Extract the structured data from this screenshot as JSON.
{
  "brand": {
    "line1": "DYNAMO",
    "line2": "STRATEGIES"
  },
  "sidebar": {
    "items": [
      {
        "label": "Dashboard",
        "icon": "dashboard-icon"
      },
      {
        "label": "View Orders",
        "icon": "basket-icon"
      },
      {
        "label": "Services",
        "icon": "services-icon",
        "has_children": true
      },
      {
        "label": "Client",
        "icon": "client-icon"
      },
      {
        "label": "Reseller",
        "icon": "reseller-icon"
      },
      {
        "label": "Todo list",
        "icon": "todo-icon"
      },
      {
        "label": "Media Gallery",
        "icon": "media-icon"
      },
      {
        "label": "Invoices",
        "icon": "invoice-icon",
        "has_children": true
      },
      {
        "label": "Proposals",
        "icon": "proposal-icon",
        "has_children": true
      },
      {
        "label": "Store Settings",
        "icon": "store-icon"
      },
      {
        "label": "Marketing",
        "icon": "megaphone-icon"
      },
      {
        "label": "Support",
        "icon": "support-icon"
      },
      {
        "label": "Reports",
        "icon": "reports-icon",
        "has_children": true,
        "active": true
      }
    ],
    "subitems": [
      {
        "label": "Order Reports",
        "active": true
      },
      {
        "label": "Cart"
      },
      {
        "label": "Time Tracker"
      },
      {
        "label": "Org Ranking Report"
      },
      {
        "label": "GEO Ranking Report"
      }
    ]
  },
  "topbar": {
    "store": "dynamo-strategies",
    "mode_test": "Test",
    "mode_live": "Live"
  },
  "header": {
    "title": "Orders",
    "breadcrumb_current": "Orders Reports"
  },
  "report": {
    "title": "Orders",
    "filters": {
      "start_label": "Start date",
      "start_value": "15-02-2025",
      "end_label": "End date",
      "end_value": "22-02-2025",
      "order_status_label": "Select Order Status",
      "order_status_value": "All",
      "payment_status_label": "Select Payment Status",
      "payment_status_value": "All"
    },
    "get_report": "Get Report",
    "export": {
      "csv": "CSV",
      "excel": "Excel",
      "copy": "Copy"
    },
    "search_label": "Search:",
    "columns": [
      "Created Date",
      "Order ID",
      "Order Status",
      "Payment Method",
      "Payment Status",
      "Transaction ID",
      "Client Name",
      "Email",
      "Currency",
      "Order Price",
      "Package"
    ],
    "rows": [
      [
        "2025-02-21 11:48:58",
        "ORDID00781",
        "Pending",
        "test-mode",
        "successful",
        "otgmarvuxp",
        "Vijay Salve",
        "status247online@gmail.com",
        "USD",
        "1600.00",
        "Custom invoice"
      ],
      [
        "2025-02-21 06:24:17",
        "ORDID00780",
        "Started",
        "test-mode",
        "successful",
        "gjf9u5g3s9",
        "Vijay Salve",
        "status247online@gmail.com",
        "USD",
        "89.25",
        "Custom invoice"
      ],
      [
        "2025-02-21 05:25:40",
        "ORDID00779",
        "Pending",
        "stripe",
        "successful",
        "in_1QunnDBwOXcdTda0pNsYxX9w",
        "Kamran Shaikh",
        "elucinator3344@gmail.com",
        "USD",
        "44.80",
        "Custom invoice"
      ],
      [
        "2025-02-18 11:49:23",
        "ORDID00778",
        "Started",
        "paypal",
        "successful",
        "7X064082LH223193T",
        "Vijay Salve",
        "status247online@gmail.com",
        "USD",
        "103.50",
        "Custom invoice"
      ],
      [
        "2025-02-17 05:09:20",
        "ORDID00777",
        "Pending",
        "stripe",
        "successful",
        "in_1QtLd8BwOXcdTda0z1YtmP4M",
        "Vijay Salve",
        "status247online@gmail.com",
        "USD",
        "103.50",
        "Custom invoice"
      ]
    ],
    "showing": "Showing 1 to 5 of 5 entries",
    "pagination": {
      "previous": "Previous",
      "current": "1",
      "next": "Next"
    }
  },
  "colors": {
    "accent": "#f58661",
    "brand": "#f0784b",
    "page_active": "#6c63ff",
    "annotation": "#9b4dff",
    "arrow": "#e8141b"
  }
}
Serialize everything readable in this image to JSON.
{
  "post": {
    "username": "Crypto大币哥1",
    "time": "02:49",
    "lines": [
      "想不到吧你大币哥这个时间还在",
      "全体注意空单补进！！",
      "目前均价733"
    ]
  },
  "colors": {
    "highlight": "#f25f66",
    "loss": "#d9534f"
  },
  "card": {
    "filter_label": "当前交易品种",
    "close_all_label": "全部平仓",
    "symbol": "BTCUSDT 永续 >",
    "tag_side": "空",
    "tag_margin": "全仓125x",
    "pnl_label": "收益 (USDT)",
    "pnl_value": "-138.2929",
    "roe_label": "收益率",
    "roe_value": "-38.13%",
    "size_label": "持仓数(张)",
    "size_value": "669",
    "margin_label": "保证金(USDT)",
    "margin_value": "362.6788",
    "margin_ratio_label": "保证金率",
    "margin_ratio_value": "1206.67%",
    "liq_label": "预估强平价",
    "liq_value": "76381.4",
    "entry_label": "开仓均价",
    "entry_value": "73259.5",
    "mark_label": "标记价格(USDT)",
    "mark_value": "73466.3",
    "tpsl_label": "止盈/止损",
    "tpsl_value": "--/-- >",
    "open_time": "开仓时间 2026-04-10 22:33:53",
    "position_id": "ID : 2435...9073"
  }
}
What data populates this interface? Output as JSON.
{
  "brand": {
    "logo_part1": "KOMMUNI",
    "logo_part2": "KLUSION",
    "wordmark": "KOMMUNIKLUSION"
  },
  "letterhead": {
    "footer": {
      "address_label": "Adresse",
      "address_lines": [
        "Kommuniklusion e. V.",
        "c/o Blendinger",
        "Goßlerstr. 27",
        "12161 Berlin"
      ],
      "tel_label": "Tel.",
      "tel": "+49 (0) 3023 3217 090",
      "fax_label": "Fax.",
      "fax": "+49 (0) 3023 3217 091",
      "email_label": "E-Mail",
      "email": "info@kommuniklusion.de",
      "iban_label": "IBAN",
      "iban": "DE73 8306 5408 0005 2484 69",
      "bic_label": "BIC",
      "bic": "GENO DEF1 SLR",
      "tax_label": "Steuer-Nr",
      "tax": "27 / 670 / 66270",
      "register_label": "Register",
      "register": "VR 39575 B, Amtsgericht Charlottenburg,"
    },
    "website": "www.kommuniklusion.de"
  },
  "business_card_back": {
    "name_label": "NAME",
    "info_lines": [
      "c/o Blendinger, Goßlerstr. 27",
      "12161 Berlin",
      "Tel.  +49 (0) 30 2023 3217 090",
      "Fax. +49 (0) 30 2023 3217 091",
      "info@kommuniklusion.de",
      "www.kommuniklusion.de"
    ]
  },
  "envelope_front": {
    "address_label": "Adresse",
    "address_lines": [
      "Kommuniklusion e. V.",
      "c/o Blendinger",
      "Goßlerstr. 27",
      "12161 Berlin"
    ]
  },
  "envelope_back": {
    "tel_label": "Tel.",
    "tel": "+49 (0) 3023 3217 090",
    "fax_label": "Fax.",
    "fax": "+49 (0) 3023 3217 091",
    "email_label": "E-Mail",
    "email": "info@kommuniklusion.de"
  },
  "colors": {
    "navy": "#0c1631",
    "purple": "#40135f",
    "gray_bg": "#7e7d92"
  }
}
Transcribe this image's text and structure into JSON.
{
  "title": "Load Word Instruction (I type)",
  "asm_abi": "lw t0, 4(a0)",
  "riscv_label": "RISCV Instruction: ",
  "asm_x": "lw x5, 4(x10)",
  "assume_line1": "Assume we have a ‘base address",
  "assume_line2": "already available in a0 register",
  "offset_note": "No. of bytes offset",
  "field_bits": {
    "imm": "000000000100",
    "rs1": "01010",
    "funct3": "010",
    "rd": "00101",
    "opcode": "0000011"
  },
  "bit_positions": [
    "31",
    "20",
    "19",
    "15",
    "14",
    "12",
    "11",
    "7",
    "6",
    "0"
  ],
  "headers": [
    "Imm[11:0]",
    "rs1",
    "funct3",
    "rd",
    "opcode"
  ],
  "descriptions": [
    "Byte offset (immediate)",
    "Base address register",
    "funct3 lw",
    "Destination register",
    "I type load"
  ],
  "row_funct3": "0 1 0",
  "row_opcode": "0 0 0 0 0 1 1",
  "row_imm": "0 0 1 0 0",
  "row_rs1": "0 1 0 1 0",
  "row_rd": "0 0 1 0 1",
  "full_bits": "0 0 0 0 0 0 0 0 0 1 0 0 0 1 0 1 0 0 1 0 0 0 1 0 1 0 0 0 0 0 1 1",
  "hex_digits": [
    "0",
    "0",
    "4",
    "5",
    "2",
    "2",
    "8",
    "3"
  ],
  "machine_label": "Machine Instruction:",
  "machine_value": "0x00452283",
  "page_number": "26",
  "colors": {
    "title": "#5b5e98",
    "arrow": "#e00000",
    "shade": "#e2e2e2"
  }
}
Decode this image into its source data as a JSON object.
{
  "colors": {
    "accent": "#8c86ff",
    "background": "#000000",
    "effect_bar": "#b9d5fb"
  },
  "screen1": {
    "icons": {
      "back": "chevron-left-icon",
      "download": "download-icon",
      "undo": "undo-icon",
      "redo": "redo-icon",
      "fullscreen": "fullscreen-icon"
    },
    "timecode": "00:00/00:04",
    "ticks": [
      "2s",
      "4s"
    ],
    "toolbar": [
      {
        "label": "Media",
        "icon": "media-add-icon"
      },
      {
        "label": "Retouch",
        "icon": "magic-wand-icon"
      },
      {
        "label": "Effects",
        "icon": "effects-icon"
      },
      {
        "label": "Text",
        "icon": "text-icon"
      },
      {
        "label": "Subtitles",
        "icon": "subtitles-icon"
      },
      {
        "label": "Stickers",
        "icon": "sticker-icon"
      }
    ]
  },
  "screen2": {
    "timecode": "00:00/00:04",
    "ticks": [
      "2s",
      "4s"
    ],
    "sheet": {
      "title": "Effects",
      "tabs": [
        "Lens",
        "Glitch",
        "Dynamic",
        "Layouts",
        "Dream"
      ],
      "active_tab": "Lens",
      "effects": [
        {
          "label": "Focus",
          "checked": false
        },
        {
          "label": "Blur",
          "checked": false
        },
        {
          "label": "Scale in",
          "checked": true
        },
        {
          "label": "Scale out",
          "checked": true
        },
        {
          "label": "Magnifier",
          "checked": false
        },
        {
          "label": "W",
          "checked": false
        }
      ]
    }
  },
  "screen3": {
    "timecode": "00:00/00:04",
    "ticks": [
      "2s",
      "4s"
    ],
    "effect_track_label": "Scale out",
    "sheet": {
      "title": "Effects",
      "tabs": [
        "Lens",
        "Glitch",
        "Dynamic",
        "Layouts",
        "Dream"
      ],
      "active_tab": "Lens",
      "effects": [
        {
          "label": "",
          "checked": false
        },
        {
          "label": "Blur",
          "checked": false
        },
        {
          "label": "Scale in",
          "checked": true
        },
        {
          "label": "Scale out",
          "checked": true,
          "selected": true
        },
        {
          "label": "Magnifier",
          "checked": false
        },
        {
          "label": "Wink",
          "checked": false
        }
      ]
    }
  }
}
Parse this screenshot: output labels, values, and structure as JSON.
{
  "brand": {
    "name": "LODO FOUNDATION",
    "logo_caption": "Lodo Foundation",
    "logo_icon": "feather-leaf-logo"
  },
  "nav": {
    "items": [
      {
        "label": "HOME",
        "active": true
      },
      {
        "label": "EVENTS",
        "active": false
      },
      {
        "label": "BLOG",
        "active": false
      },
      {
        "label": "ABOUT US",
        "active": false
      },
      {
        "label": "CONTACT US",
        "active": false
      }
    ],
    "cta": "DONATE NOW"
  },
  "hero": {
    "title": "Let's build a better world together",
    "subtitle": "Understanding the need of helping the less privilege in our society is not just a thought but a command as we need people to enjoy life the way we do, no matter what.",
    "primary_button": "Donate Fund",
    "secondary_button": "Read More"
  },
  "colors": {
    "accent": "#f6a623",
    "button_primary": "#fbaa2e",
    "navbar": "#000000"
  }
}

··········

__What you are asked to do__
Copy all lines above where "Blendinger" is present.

__Written answer__
        "c/o Blendinger",
      "c/o Blendinger, Goßlerstr. 27",
      "c/o Blendinger",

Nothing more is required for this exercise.